Scan the entries and copy each line where the word "Channel" is present.
[ENTRIES PROVIDED — start]
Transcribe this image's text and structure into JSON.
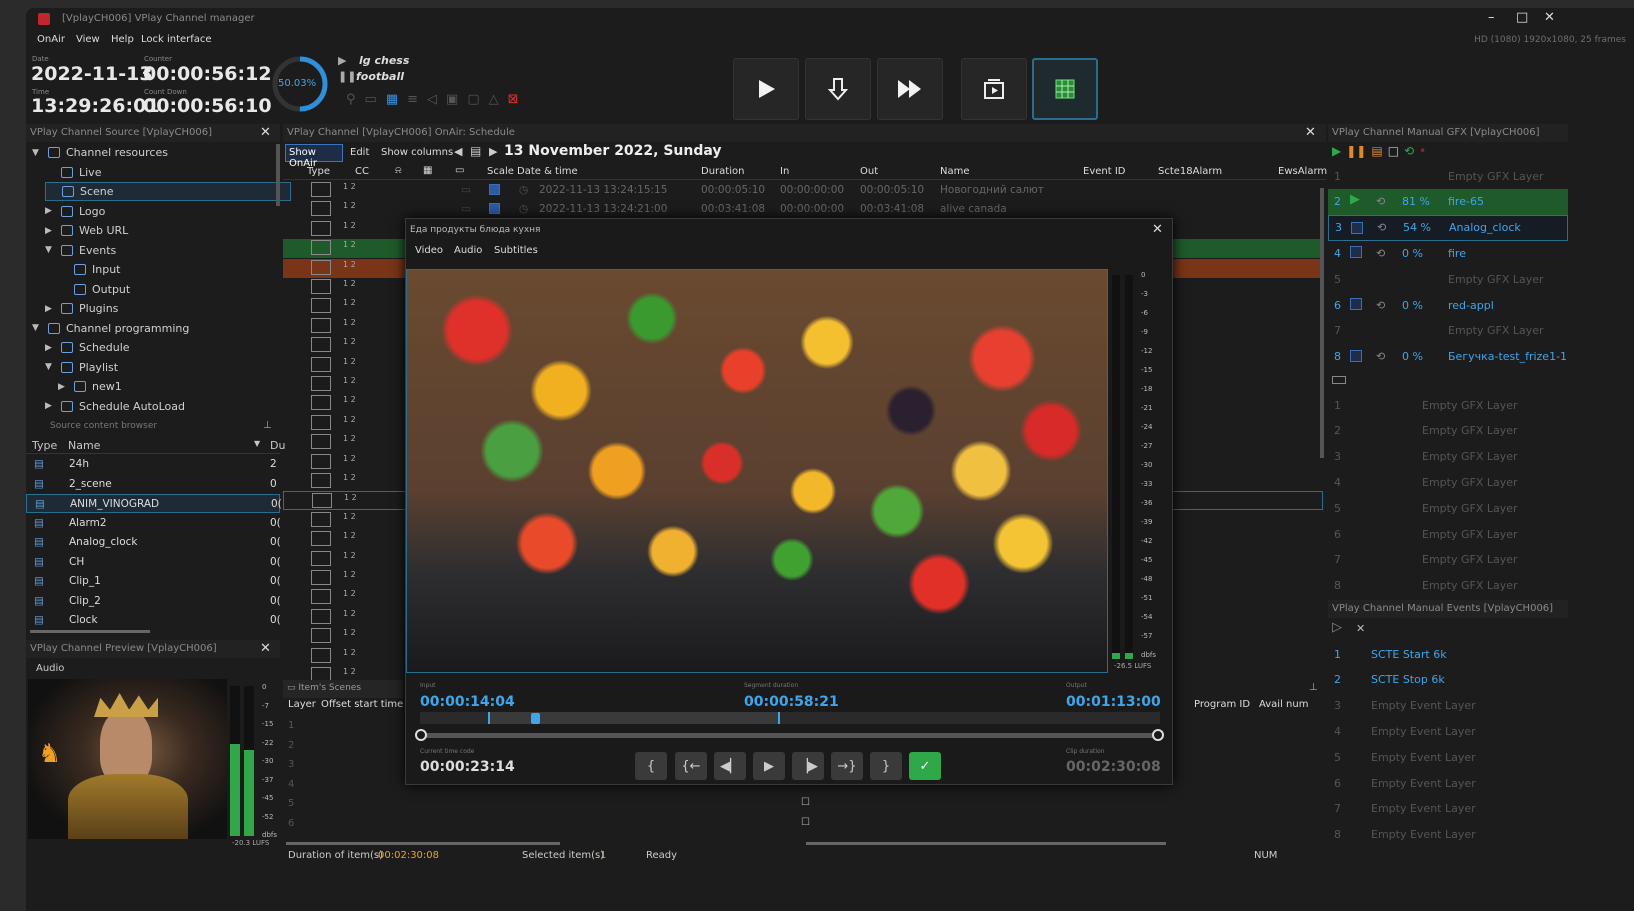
{
  "window": {
    "title": "[VplayCH006] VPlay Channel manager",
    "hd_info": "HD (1080) 1920x1080, 25 frames"
  },
  "menu": [
    "OnAir",
    "View",
    "Help",
    "Lock interface"
  ],
  "header": {
    "date_label": "Date",
    "date": "2022-11-13",
    "time_label": "Time",
    "time": "13:29:26:01",
    "counter_label": "Counter",
    "counter": "00:00:56:12",
    "countdown_label": "Count Down",
    "countdown": "00:00:56:10",
    "progress_text": "50.03%",
    "progress": 0.5003,
    "playing": "lg chess",
    "paused": "football"
  },
  "source_panel": {
    "title": "VPlay Channel Source [VplayCH006]",
    "tree": [
      {
        "label": "Channel resources",
        "indent": 0,
        "arrow": "▼"
      },
      {
        "label": "Live",
        "indent": 1,
        "arrow": ""
      },
      {
        "label": "Scene",
        "indent": 1,
        "arrow": ""
      },
      {
        "label": "Logo",
        "indent": 1,
        "arrow": "▶"
      },
      {
        "label": "Web URL",
        "indent": 1,
        "arrow": "▶"
      },
      {
        "label": "Events",
        "indent": 1,
        "arrow": "▼"
      },
      {
        "label": "Input",
        "indent": 2,
        "arrow": ""
      },
      {
        "label": "Output",
        "indent": 2,
        "arrow": ""
      },
      {
        "label": "Plugins",
        "indent": 1,
        "arrow": "▶"
      },
      {
        "label": "Channel programming",
        "indent": 0,
        "arrow": "▼"
      },
      {
        "label": "Schedule",
        "indent": 1,
        "arrow": "▶"
      },
      {
        "label": "Playlist",
        "indent": 1,
        "arrow": "▼"
      },
      {
        "label": "new1",
        "indent": 2,
        "arrow": "▶"
      },
      {
        "label": "Schedule AutoLoad",
        "indent": 1,
        "arrow": "▶"
      }
    ],
    "browser_title": "Source content browser",
    "col_type": "Type",
    "col_name": "Name",
    "col_d": "Du",
    "files": [
      {
        "name": "24h",
        "d": "2"
      },
      {
        "name": "2_scene",
        "d": "0"
      },
      {
        "name": "ANIM_VINOGRAD",
        "d": "0("
      },
      {
        "name": "Alarm2",
        "d": "0("
      },
      {
        "name": "Analog_clock",
        "d": "0("
      },
      {
        "name": "CH",
        "d": "0("
      },
      {
        "name": "Clip_1",
        "d": "0("
      },
      {
        "name": "Clip_2",
        "d": "0("
      },
      {
        "name": "Clock",
        "d": "0("
      }
    ]
  },
  "preview_panel": {
    "title": "VPlay Channel Preview [VplayCH006]",
    "tab": "Audio",
    "scale": [
      "0",
      "-7",
      "-15",
      "-22",
      "-30",
      "-37",
      "-45",
      "-52",
      "dbfs"
    ],
    "lufs": "-20.3 LUFS"
  },
  "schedule": {
    "title": "VPlay Channel [VplayCH006] OnAir: Schedule",
    "tabs": [
      "Show OnAir",
      "Edit",
      "Show columns"
    ],
    "date": "13 November 2022, Sunday",
    "columns": [
      "Type",
      "CC",
      "Scale",
      "Date & time",
      "Duration",
      "In",
      "Out",
      "Name",
      "Event ID",
      "Scte18Alarm",
      "EwsAlarm"
    ],
    "rows": [
      {
        "dt": "2022-11-13 13:24:15:15",
        "dur": "00:00:05:10",
        "in": "00:00:00:00",
        "out": "00:00:05:10",
        "name": "Новогодний салют"
      },
      {
        "dt": "2022-11-13 13:24:21:00",
        "dur": "00:03:41:08",
        "in": "00:00:00:00",
        "out": "00:03:41:08",
        "name": "alive  canada"
      }
    ],
    "cc": "1 2",
    "scenes_title": "Item's Scenes",
    "scenes_cols": [
      "Layer",
      "Offset start time"
    ],
    "right_cols": [
      "Program ID",
      "Avail num"
    ],
    "status": {
      "duration_label": "Duration of item(s)",
      "duration": "00:02:30:08",
      "selected_label": "Selected item(s)",
      "selected": "1",
      "ready": "Ready",
      "num": "NUM"
    }
  },
  "clip_dialog": {
    "title": "Еда продукты блюда кухня",
    "tabs": [
      "Video",
      "Audio",
      "Subtitles"
    ],
    "input_label": "Input",
    "input": "00:00:14:04",
    "seg_label": "Segment duration",
    "seg": "00:00:58:21",
    "output_label": "Output",
    "output": "00:01:13:00",
    "tc_label": "Current time code",
    "tc": "00:00:23:14",
    "clipdur_label": "Clip duration",
    "clipdur": "00:02:30:08",
    "scale": [
      "0",
      "-3",
      "-6",
      "-9",
      "-12",
      "-15",
      "-18",
      "-21",
      "-24",
      "-27",
      "-30",
      "-33",
      "-36",
      "-39",
      "-42",
      "-45",
      "-48",
      "-51",
      "-54",
      "-57",
      "dbfs"
    ],
    "lufs": "-26.5 LUFS"
  },
  "gfx": {
    "title": "VPlay Channel Manual GFX [VplayCH006]",
    "rows": [
      {
        "n": "1",
        "pct": "",
        "name": "Empty GFX Layer",
        "empty": true
      },
      {
        "n": "2",
        "pct": "81 %",
        "name": "fire-65",
        "empty": false,
        "active": true
      },
      {
        "n": "3",
        "pct": "54 %",
        "name": "Analog_clock",
        "empty": false,
        "sel": true
      },
      {
        "n": "4",
        "pct": "0 %",
        "name": "fire",
        "empty": false
      },
      {
        "n": "5",
        "pct": "",
        "name": "Empty GFX Layer",
        "empty": true
      },
      {
        "n": "6",
        "pct": "0 %",
        "name": "red-appl",
        "empty": false
      },
      {
        "n": "7",
        "pct": "",
        "name": "Empty GFX Layer",
        "empty": true
      },
      {
        "n": "8",
        "pct": "0 %",
        "name": "Бегучка-test_frize1-1",
        "empty": false
      }
    ],
    "rows2": [
      {
        "n": "1",
        "name": "Empty GFX Layer"
      },
      {
        "n": "2",
        "name": "Empty GFX Layer"
      },
      {
        "n": "3",
        "name": "Empty GFX Layer"
      },
      {
        "n": "4",
        "name": "Empty GFX Layer"
      },
      {
        "n": "5",
        "name": "Empty GFX Layer"
      },
      {
        "n": "6",
        "name": "Empty GFX Layer"
      },
      {
        "n": "7",
        "name": "Empty GFX Layer"
      },
      {
        "n": "8",
        "name": "Empty GFX Layer"
      }
    ]
  },
  "events": {
    "title": "VPlay Channel Manual Events [VplayCH006]",
    "rows": [
      {
        "n": "1",
        "name": "SCTE Start 6k",
        "empty": false
      },
      {
        "n": "2",
        "name": "SCTE Stop 6k",
        "empty": false
      },
      {
        "n": "3",
        "name": "Empty Event Layer",
        "empty": true
      },
      {
        "n": "4",
        "name": "Empty Event Layer",
        "empty": true
      },
      {
        "n": "5",
        "name": "Empty Event Layer",
        "empty": true
      },
      {
        "n": "6",
        "name": "Empty Event Layer",
        "empty": true
      },
      {
        "n": "7",
        "name": "Empty Event Layer",
        "empty": true
      },
      {
        "n": "8",
        "name": "Empty Event Layer",
        "empty": true
      }
    ]
  }
}
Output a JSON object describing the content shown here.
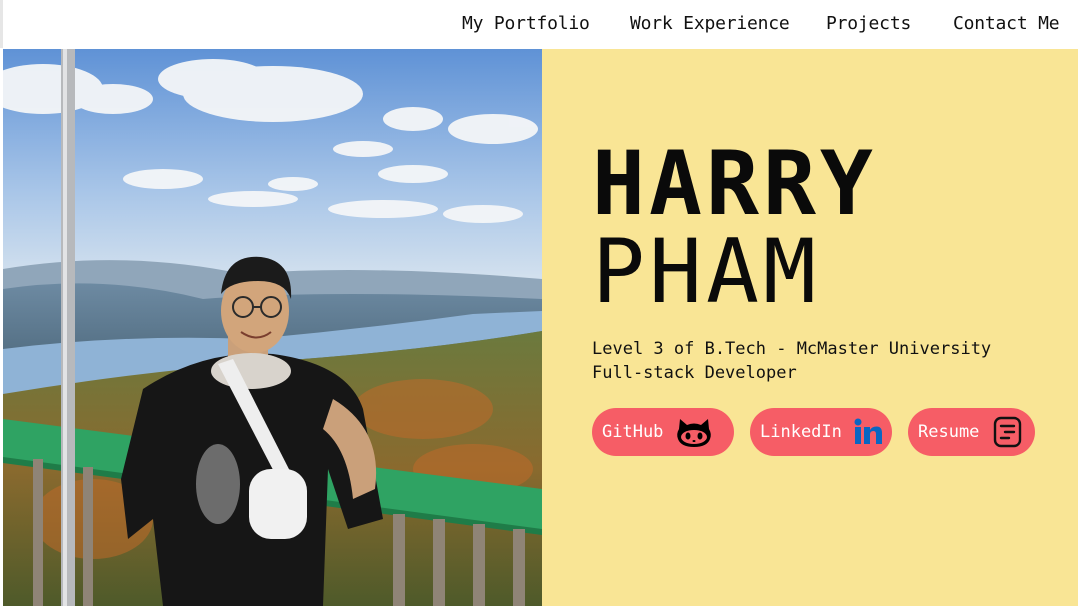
{
  "nav": {
    "items": [
      {
        "label": "My Portfolio"
      },
      {
        "label": "Work Experience"
      },
      {
        "label": "Projects"
      },
      {
        "label": "Contact Me"
      }
    ]
  },
  "hero": {
    "first_name": "HARRY",
    "last_name": "PHAM",
    "tagline_line1": "Level 3 of B.Tech - McMaster University",
    "tagline_line2": "Full-stack Developer",
    "links": {
      "github": {
        "label": "GitHub",
        "icon": "github-icon"
      },
      "linkedin": {
        "label": "LinkedIn",
        "icon": "linkedin-icon"
      },
      "resume": {
        "label": "Resume",
        "icon": "resume-icon"
      }
    }
  },
  "colors": {
    "panel_background": "#f9e595",
    "pill_background": "#f65d66",
    "linkedin_blue": "#0a66c2"
  }
}
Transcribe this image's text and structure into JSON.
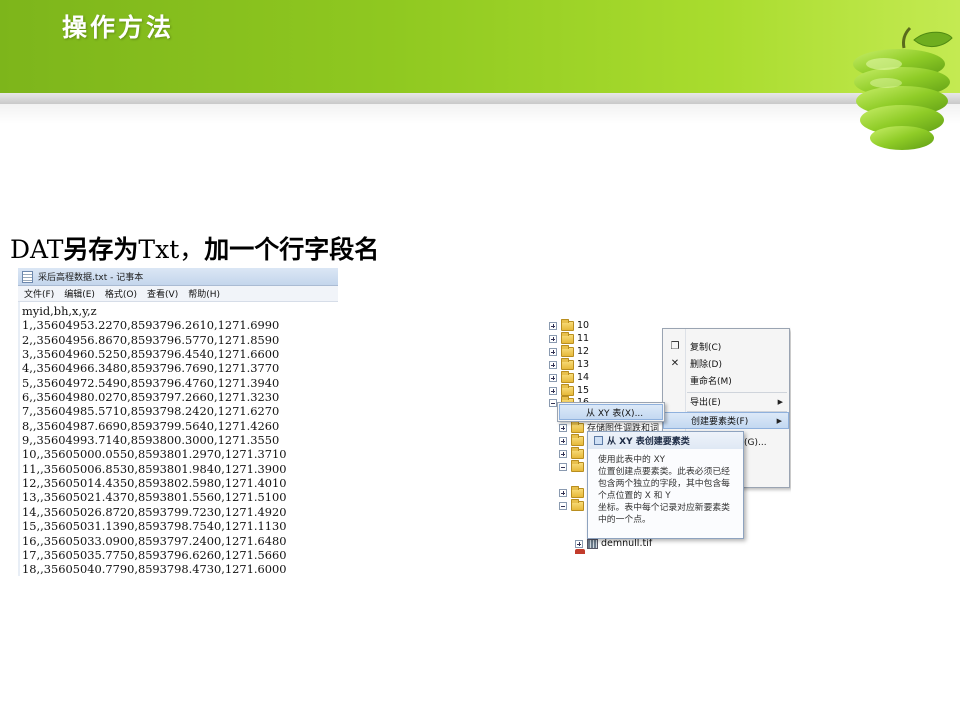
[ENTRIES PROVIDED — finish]
# TASK RESULT
    "title": "[VplayCH006] VPlay Channel manager",
    "title": "VPlay Channel Source [VplayCH006]",
        "label": "Channel resources",
        "label": "Channel programming",
    "title": "VPlay Channel Preview [VplayCH006]",
    "title": "VPlay Channel [VplayCH006] OnAir: Schedule",
    "title": "VPlay Channel Manual GFX [VplayCH006]",
    "title": "VPlay Channel Manual Events [VplayCH006]",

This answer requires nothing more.